ABOUT THIS TASK:
Show all lines from the records below in which the string "name" is present.

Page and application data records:
Segment Open
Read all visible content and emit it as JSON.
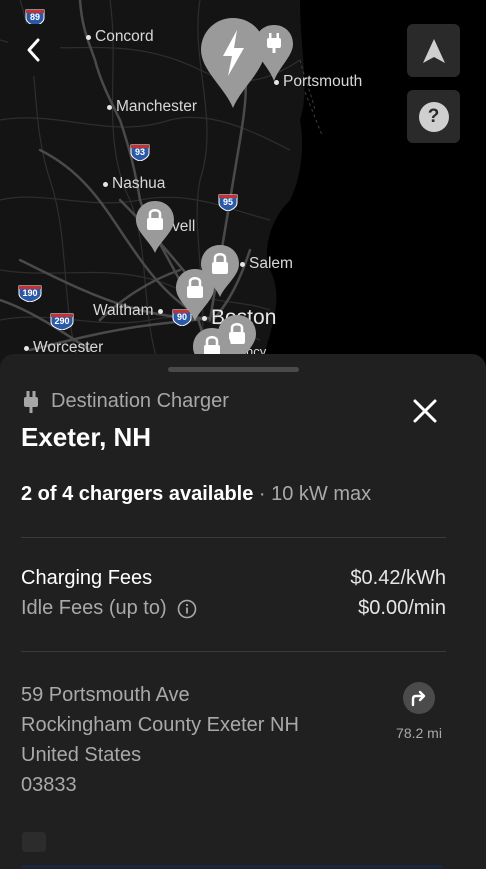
{
  "map": {
    "cities": [
      {
        "name": "Concord"
      },
      {
        "name": "Manchester"
      },
      {
        "name": "Nashua"
      },
      {
        "name": "Portsmouth"
      },
      {
        "name": "vell"
      },
      {
        "name": "Salem"
      },
      {
        "name": "Waltham"
      },
      {
        "name": "Boston"
      },
      {
        "name": "Worcester"
      },
      {
        "name": "ncy"
      }
    ],
    "shields": [
      "89",
      "93",
      "95",
      "190",
      "290",
      "90"
    ],
    "back_icon": "chevron-left-icon",
    "navigate_icon": "navigation-arrow-icon",
    "help_label": "?"
  },
  "charger": {
    "type": "Destination Charger",
    "name": "Exeter, NH",
    "availability": "2 of 4 chargers available",
    "max_power": " · 10 kW max"
  },
  "fees": {
    "charging_label": "Charging Fees",
    "charging_value": "$0.42/kWh",
    "idle_label": "Idle Fees (up to)",
    "idle_value": "$0.00/min"
  },
  "address": {
    "line1": "59 Portsmouth Ave",
    "line2": "Rockingham County Exeter NH",
    "line3": "United States",
    "line4": "03833",
    "distance": "78.2 mi"
  },
  "colors": {
    "sheet_bg": "#202020",
    "map_bg": "#0d0d0d",
    "pin": "#9a9a9a",
    "text_primary": "#ffffff",
    "text_secondary": "#a9a9a9"
  }
}
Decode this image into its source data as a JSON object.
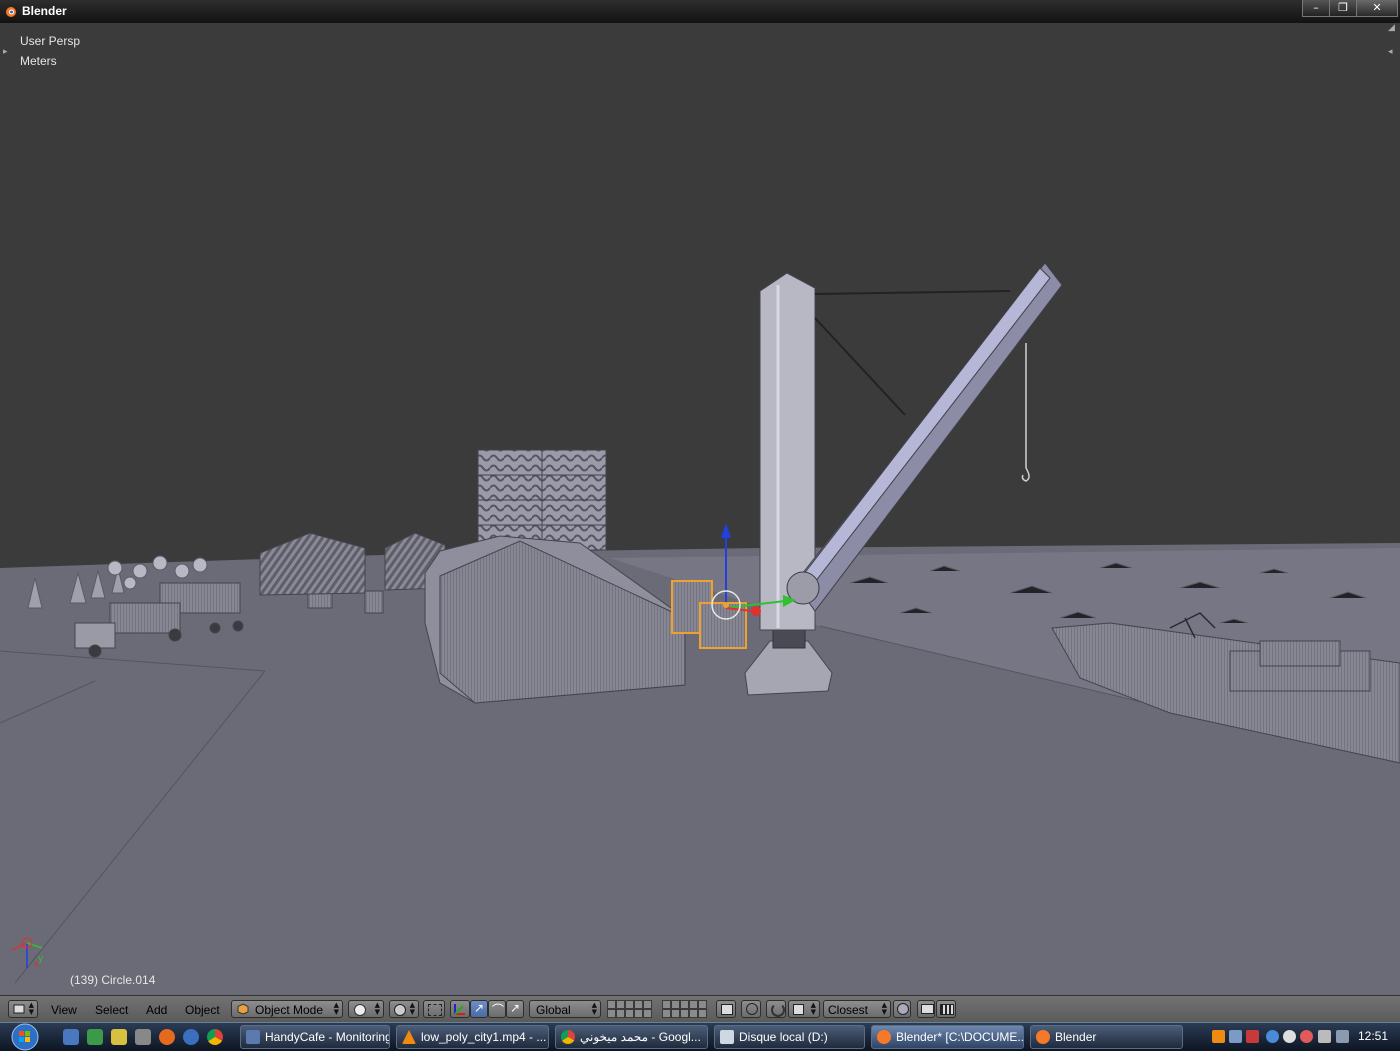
{
  "window": {
    "title": "Blender",
    "buttons": [
      "minimize",
      "restore",
      "close"
    ]
  },
  "viewport": {
    "view_label": "User Persp",
    "units_label": "Meters",
    "object_info": "(139) Circle.014"
  },
  "header": {
    "menus": {
      "view": "View",
      "select": "Select",
      "add": "Add",
      "object": "Object"
    },
    "mode": "Object Mode",
    "orientation": "Global",
    "snap_target": "Closest"
  },
  "taskbar": {
    "tasks": [
      {
        "label": "HandyCafe - Monitoring",
        "icon": "handycafe-icon",
        "active": false
      },
      {
        "label": "low_poly_city1.mp4 - ...",
        "icon": "vlc-icon",
        "active": false
      },
      {
        "label": "محمد ميخوني - Googl...",
        "icon": "chrome-icon",
        "active": false
      },
      {
        "label": "Disque local (D:)",
        "icon": "folder-icon",
        "active": false
      },
      {
        "label": "Blender* [C:\\DOCUME...",
        "icon": "blender-icon",
        "active": true
      },
      {
        "label": "Blender",
        "icon": "blender-icon",
        "active": false
      }
    ],
    "clock": "12:51"
  },
  "colors": {
    "viewport_bg": "#3b3b3b",
    "ground": "#6b6b78",
    "selection": "#f0a030",
    "axis_x": "#e03030",
    "axis_y": "#30c030",
    "axis_z": "#2040e0"
  }
}
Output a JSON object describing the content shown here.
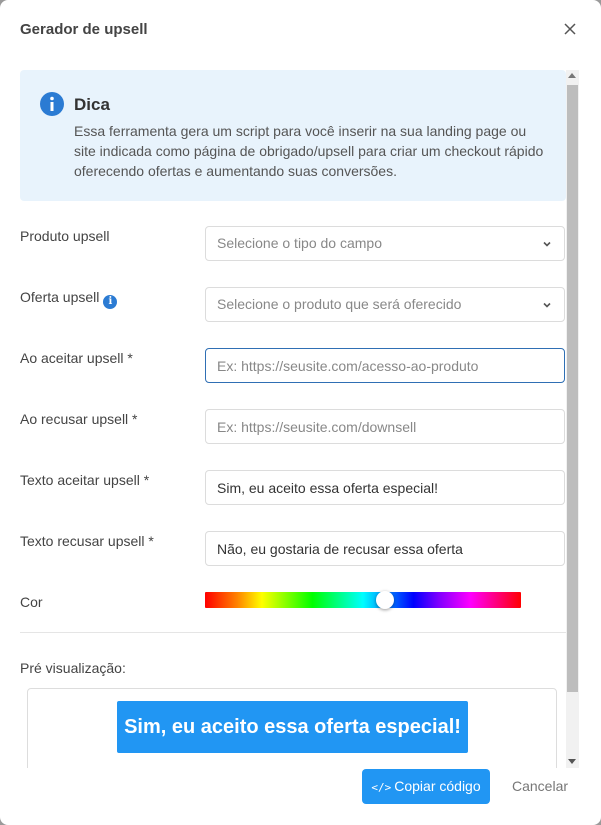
{
  "modal": {
    "title": "Gerador de upsell"
  },
  "tip": {
    "title": "Dica",
    "text": "Essa ferramenta gera um script para você inserir na sua landing page ou site indicada como página de obrigado/upsell para criar um checkout rápido oferecendo ofertas e aumentando suas conversões."
  },
  "form": {
    "produto_upsell": {
      "label": "Produto upsell",
      "placeholder": "Selecione o tipo do campo"
    },
    "oferta_upsell": {
      "label": "Oferta upsell",
      "placeholder": "Selecione o produto que será oferecido"
    },
    "ao_aceitar": {
      "label": "Ao aceitar upsell *",
      "placeholder": "Ex: https://seusite.com/acesso-ao-produto"
    },
    "ao_recusar": {
      "label": "Ao recusar upsell *",
      "placeholder": "Ex: https://seusite.com/downsell"
    },
    "texto_aceitar": {
      "label": "Texto aceitar upsell *",
      "value": "Sim, eu aceito essa oferta especial!"
    },
    "texto_recusar": {
      "label": "Texto recusar upsell *",
      "value": "Não, eu gostaria de recusar essa oferta"
    },
    "cor": {
      "label": "Cor",
      "hue_fraction": 0.57
    }
  },
  "preview": {
    "label": "Pré visualização:",
    "button_text": "Sim, eu aceito essa oferta especial!",
    "button_color": "#2196f3"
  },
  "footer": {
    "copy_label": "Copiar código",
    "copy_icon": "code-icon",
    "cancel_label": "Cancelar"
  },
  "colors": {
    "accent": "#2196f3",
    "tip_bg": "#e8f3fc",
    "info_icon": "#2b7bd3"
  }
}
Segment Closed
THE COMPLETED TASK:
        "name": "Concord"
        "name": "Manchester"
        "name": "Nashua"
        "name": "Portsmouth"
        "name": "vell"
        "name": "Salem"
        "name": "Waltham"
        "name": "Boston"
        "name": "Worcester"
        "name": "ncy"
    "name": "Exeter, NH",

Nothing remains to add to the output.